● **To do**
Repeat every record below exactly, omitting any pictures.

● **Source records**
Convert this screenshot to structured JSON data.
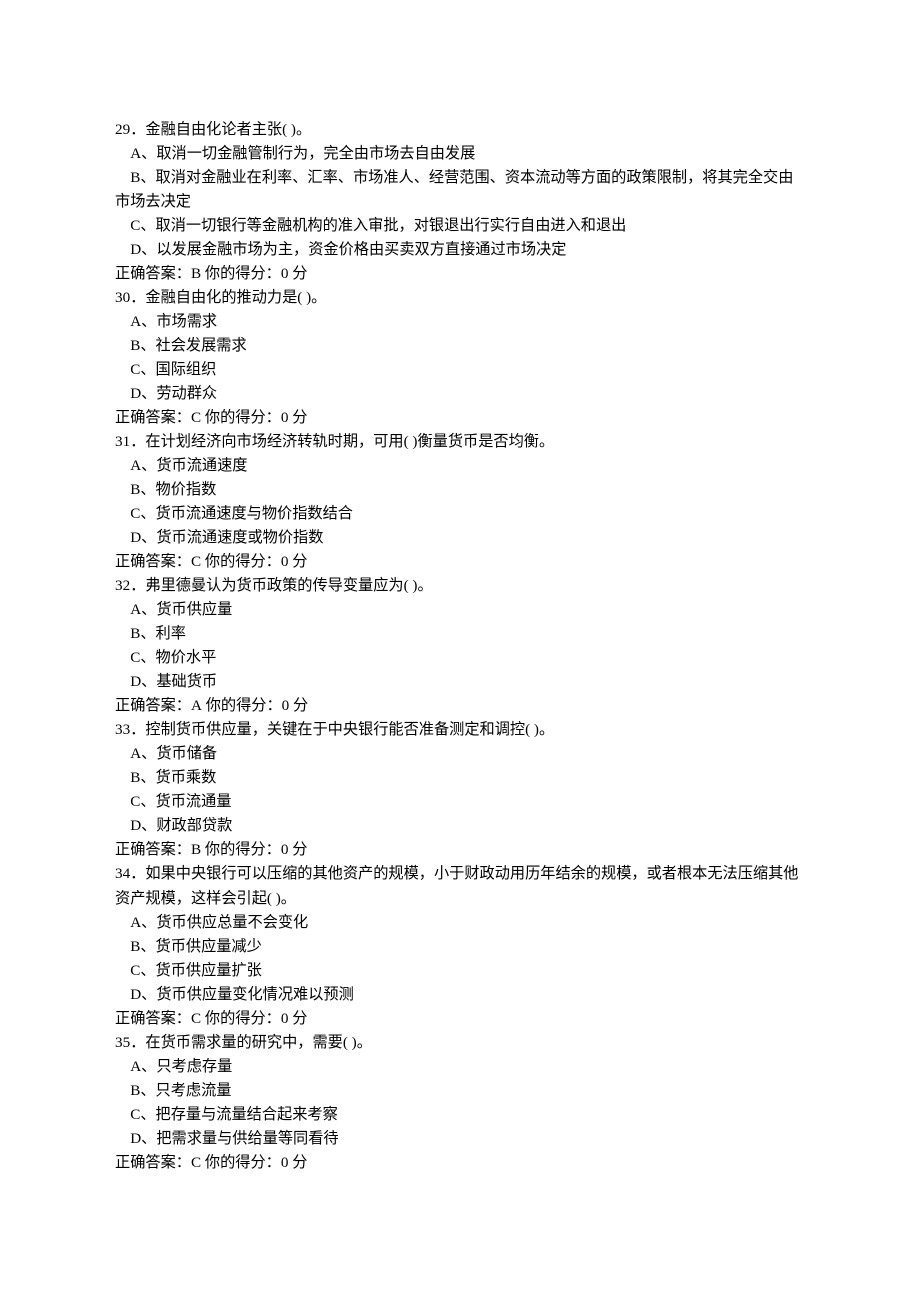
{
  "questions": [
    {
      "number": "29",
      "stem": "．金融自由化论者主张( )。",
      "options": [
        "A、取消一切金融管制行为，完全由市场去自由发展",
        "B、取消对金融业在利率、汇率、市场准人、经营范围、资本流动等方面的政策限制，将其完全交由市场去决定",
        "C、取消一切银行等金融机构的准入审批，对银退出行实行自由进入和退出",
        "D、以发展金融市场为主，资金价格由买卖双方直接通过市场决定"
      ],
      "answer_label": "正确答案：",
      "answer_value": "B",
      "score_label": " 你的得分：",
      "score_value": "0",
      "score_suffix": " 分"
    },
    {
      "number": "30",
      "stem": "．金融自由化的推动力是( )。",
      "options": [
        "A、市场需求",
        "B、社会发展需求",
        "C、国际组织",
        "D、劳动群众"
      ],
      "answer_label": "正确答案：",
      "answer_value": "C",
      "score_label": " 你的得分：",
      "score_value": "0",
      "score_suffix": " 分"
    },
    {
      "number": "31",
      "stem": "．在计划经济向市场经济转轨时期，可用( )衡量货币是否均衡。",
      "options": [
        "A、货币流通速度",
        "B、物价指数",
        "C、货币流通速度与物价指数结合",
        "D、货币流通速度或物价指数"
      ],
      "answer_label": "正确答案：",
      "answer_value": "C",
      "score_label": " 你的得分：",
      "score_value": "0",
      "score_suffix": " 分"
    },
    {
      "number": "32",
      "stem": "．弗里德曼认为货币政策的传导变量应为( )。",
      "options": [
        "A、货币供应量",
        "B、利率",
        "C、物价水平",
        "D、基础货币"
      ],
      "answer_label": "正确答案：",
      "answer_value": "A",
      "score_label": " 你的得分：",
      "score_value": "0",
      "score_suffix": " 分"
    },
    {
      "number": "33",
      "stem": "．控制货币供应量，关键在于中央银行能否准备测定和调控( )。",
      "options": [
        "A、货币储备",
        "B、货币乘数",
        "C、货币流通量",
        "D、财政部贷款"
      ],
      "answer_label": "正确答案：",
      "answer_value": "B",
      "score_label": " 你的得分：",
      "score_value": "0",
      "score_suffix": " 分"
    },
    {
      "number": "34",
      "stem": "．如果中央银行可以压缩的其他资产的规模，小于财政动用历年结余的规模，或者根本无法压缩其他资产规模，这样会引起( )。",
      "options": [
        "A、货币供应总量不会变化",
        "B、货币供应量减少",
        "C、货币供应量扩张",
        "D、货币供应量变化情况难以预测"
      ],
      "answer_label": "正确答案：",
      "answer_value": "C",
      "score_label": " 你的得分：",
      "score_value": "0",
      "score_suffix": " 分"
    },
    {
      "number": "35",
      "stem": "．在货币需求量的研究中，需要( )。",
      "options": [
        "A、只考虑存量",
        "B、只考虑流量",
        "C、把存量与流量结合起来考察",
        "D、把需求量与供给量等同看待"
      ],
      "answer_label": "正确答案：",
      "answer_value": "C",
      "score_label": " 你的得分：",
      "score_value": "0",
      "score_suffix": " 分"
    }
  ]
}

● **Exercise answer**
Convert this screenshot to structured JSON data.
{
  "questions": [
    {
      "number": "29",
      "stem": "．金融自由化论者主张( )。",
      "options": [
        "A、取消一切金融管制行为，完全由市场去自由发展",
        "B、取消对金融业在利率、汇率、市场准人、经营范围、资本流动等方面的政策限制，将其完全交由市场去决定",
        "C、取消一切银行等金融机构的准入审批，对银退出行实行自由进入和退出",
        "D、以发展金融市场为主，资金价格由买卖双方直接通过市场决定"
      ],
      "answer_label": "正确答案：",
      "answer_value": "B",
      "score_label": " 你的得分：",
      "score_value": "0",
      "score_suffix": " 分"
    },
    {
      "number": "30",
      "stem": "．金融自由化的推动力是( )。",
      "options": [
        "A、市场需求",
        "B、社会发展需求",
        "C、国际组织",
        "D、劳动群众"
      ],
      "answer_label": "正确答案：",
      "answer_value": "C",
      "score_label": " 你的得分：",
      "score_value": "0",
      "score_suffix": " 分"
    },
    {
      "number": "31",
      "stem": "．在计划经济向市场经济转轨时期，可用( )衡量货币是否均衡。",
      "options": [
        "A、货币流通速度",
        "B、物价指数",
        "C、货币流通速度与物价指数结合",
        "D、货币流通速度或物价指数"
      ],
      "answer_label": "正确答案：",
      "answer_value": "C",
      "score_label": " 你的得分：",
      "score_value": "0",
      "score_suffix": " 分"
    },
    {
      "number": "32",
      "stem": "．弗里德曼认为货币政策的传导变量应为( )。",
      "options": [
        "A、货币供应量",
        "B、利率",
        "C、物价水平",
        "D、基础货币"
      ],
      "answer_label": "正确答案：",
      "answer_value": "A",
      "score_label": " 你的得分：",
      "score_value": "0",
      "score_suffix": " 分"
    },
    {
      "number": "33",
      "stem": "．控制货币供应量，关键在于中央银行能否准备测定和调控( )。",
      "options": [
        "A、货币储备",
        "B、货币乘数",
        "C、货币流通量",
        "D、财政部贷款"
      ],
      "answer_label": "正确答案：",
      "answer_value": "B",
      "score_label": " 你的得分：",
      "score_value": "0",
      "score_suffix": " 分"
    },
    {
      "number": "34",
      "stem": "．如果中央银行可以压缩的其他资产的规模，小于财政动用历年结余的规模，或者根本无法压缩其他资产规模，这样会引起( )。",
      "options": [
        "A、货币供应总量不会变化",
        "B、货币供应量减少",
        "C、货币供应量扩张",
        "D、货币供应量变化情况难以预测"
      ],
      "answer_label": "正确答案：",
      "answer_value": "C",
      "score_label": " 你的得分：",
      "score_value": "0",
      "score_suffix": " 分"
    },
    {
      "number": "35",
      "stem": "．在货币需求量的研究中，需要( )。",
      "options": [
        "A、只考虑存量",
        "B、只考虑流量",
        "C、把存量与流量结合起来考察",
        "D、把需求量与供给量等同看待"
      ],
      "answer_label": "正确答案：",
      "answer_value": "C",
      "score_label": " 你的得分：",
      "score_value": "0",
      "score_suffix": " 分"
    }
  ]
}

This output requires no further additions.